Image of a chain of atoms taken with the quantum gas microscope. It demonstrates that atoms with different spin orientations are spatially separated. If the spin points downwards (green), the atom is located in the lower part of the double well structure of the lattice site, whereas it is in the upper part, if the spin points upwards (red). In addition, the holes can be detected directly. Source:

Magnetism is a phenomenon that we experience in everyday-life quite often. The property, which is observed in materials such as such as iron, is caused by the alignment of electron spins. Even more interesting effects are expected in case that the magnetic crystals exhibit holes, i.e., lattice sites that are not occupied with an electron. Because of the interplay between the motion of the defect and the magnetic correlations of the electron spins, the magnetic order seems to be suppressed. In general, solid state physicists are not able to separate the two processes, so they cannot answer the question, whether the magnetic order is indeed reduced, or whether it is just hidden.

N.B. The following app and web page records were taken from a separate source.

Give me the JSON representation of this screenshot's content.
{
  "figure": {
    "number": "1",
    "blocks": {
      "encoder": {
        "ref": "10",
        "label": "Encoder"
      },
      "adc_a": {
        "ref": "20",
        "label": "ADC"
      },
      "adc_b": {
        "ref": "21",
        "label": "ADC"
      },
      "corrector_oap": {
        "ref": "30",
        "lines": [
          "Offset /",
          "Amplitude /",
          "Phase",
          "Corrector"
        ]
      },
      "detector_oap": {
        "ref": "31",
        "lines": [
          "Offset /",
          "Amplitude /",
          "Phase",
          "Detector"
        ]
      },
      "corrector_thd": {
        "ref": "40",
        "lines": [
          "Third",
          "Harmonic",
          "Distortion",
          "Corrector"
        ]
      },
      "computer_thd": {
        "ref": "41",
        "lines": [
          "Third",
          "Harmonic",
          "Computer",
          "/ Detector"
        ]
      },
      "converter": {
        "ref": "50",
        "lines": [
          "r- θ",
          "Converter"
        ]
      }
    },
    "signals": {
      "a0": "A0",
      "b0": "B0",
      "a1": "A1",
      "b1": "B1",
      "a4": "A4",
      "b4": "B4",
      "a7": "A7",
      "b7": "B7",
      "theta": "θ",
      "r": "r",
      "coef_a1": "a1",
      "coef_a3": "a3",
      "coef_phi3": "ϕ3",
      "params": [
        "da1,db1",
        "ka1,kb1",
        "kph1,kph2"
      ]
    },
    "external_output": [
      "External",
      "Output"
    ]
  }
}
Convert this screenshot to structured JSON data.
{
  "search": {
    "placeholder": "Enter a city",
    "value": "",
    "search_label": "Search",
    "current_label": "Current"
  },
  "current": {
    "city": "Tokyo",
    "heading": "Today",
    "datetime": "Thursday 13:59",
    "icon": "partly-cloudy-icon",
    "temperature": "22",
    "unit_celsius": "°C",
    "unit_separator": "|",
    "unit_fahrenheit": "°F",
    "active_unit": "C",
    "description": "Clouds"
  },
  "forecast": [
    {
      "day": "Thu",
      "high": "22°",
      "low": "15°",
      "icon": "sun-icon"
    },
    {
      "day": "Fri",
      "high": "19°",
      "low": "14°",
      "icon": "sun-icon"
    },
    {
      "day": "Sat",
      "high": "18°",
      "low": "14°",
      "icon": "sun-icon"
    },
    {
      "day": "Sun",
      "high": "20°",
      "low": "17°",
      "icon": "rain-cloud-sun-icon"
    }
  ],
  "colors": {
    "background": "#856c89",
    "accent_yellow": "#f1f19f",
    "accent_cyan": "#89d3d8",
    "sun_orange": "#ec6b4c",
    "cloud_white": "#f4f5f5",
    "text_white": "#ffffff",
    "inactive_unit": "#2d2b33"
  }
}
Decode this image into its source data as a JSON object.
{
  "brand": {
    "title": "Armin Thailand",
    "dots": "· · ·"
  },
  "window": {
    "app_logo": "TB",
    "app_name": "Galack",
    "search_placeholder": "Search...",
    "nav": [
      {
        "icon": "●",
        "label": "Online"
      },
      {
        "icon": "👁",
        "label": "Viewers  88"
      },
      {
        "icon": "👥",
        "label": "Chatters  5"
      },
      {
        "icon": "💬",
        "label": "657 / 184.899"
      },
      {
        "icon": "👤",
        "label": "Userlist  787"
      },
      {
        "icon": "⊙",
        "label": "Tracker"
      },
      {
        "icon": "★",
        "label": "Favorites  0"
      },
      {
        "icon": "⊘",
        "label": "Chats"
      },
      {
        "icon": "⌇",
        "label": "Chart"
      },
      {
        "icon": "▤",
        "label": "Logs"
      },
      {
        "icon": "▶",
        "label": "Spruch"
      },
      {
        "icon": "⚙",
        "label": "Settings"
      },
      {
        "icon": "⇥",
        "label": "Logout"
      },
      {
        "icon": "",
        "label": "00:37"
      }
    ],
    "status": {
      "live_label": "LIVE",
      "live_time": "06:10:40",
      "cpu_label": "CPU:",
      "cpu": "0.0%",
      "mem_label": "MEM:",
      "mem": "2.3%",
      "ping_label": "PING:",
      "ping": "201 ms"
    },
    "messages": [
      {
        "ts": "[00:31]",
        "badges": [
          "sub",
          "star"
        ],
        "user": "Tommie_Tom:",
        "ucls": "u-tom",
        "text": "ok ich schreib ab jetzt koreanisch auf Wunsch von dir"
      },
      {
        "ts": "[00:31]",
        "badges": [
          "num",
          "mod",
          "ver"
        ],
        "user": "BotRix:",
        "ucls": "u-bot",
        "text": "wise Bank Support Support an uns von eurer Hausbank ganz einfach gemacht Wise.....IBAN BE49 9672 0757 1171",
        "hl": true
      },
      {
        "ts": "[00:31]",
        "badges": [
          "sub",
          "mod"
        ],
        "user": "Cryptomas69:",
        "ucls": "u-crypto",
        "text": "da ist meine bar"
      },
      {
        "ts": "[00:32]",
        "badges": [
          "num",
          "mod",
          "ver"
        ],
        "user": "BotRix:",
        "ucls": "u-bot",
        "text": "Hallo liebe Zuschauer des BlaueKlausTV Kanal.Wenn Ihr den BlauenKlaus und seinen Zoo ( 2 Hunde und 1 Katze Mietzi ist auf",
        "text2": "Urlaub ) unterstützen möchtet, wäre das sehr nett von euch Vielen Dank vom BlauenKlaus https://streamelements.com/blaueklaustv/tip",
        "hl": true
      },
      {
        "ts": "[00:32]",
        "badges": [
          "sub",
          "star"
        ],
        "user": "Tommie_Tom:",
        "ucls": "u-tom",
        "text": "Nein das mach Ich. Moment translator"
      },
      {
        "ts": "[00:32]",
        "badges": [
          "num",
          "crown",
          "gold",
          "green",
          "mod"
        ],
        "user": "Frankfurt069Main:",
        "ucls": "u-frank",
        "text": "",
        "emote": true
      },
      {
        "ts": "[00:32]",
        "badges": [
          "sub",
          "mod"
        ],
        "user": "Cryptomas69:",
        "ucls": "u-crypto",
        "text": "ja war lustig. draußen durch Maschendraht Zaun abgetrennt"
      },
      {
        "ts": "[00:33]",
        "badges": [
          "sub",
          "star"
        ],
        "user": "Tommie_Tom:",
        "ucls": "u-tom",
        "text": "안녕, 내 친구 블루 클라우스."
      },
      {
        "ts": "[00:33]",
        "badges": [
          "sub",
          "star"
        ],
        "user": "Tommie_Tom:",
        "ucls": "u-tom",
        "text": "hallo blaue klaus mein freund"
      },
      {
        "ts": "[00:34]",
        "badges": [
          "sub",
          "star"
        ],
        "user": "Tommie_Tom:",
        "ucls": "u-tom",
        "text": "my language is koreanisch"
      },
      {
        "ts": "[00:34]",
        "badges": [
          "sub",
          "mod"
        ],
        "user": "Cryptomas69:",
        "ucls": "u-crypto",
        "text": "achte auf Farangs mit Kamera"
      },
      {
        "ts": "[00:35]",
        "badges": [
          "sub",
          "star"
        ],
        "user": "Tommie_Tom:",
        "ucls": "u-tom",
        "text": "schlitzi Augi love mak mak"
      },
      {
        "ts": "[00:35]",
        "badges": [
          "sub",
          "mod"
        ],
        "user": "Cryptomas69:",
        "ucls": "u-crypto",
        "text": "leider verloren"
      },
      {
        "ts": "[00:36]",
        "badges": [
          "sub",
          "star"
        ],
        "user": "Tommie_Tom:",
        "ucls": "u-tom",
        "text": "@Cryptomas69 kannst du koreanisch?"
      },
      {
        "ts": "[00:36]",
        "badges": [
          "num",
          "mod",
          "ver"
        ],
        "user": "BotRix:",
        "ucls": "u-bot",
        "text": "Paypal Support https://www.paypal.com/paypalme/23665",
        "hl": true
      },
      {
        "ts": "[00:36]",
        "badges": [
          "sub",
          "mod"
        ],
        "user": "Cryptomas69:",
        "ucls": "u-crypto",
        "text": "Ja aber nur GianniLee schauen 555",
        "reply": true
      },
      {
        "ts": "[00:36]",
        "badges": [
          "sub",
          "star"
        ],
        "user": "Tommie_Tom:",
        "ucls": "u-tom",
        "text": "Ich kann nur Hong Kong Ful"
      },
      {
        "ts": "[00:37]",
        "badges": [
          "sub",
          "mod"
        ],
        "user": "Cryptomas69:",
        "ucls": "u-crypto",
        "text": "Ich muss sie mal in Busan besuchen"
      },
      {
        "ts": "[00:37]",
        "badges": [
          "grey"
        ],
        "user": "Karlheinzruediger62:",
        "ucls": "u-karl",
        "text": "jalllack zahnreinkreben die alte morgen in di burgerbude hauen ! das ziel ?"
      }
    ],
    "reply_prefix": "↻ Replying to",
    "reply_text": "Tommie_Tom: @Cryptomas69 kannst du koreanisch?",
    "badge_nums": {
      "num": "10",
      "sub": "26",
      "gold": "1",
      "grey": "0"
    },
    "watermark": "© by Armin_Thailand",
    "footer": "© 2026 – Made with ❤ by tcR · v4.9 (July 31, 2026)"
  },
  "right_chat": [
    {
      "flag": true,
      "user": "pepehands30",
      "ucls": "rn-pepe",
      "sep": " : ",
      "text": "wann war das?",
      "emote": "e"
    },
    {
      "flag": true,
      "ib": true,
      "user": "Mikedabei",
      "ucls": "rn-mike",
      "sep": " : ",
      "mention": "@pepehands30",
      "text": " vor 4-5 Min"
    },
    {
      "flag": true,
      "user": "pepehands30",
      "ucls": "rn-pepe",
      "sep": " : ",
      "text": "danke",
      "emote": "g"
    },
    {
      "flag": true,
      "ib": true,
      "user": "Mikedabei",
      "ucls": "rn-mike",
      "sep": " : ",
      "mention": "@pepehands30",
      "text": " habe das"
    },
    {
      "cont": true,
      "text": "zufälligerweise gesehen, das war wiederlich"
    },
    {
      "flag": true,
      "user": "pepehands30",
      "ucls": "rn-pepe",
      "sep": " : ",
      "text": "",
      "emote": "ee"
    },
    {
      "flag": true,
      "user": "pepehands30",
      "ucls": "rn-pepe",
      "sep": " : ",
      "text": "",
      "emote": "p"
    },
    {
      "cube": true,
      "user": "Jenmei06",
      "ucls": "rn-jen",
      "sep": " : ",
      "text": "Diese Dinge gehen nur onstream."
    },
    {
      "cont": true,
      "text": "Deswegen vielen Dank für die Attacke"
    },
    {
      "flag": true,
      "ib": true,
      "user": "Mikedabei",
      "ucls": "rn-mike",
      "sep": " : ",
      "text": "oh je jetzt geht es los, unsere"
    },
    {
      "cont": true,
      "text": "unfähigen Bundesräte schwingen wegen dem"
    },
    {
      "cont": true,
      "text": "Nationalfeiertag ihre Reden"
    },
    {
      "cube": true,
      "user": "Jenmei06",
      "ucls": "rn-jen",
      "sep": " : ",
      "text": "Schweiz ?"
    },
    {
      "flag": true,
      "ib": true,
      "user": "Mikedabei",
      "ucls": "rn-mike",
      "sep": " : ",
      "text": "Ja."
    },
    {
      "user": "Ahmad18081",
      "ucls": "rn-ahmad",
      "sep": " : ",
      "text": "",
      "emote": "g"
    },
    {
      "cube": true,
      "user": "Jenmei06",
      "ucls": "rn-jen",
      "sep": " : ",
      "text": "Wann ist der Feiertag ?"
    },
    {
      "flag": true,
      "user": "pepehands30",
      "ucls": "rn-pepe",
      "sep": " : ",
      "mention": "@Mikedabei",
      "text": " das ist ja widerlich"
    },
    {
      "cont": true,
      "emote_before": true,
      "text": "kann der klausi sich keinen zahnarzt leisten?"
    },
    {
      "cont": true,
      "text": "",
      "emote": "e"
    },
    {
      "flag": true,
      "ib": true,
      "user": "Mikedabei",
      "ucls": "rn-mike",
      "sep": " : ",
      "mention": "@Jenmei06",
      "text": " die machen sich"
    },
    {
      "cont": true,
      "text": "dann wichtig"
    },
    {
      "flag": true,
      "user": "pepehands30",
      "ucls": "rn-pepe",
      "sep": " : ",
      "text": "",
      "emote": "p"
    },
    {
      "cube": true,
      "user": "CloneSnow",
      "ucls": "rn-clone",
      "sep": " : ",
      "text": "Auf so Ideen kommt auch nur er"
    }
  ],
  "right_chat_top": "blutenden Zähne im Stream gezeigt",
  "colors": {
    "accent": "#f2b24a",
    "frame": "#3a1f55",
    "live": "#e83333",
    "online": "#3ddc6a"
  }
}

Now a team of scientists around Dr. Christian Groß from the Quantum Many-Body Systems Division at the Max Planck Institute of Quantum Optics (MPQ) and Professor Immanuel Bloch, Chair of Quantum Optics at LMU Munich and Director at MPQ, has demonstrated that in one-dimensional quantum magnets the magnetic order is preserved even when they are doped with holes – a direct manifestation of spin-charge (density) separation. The quantum crystals were prepared by chains of ultracold atoms in an optical lattice. The observation was made possible with a unique tool which allows tracking the motion of holes and the spin excitations separately in one measurement process. (MPQ/LMU)
Science 2017

Press release of the Max Planck Institute of Quantum Optics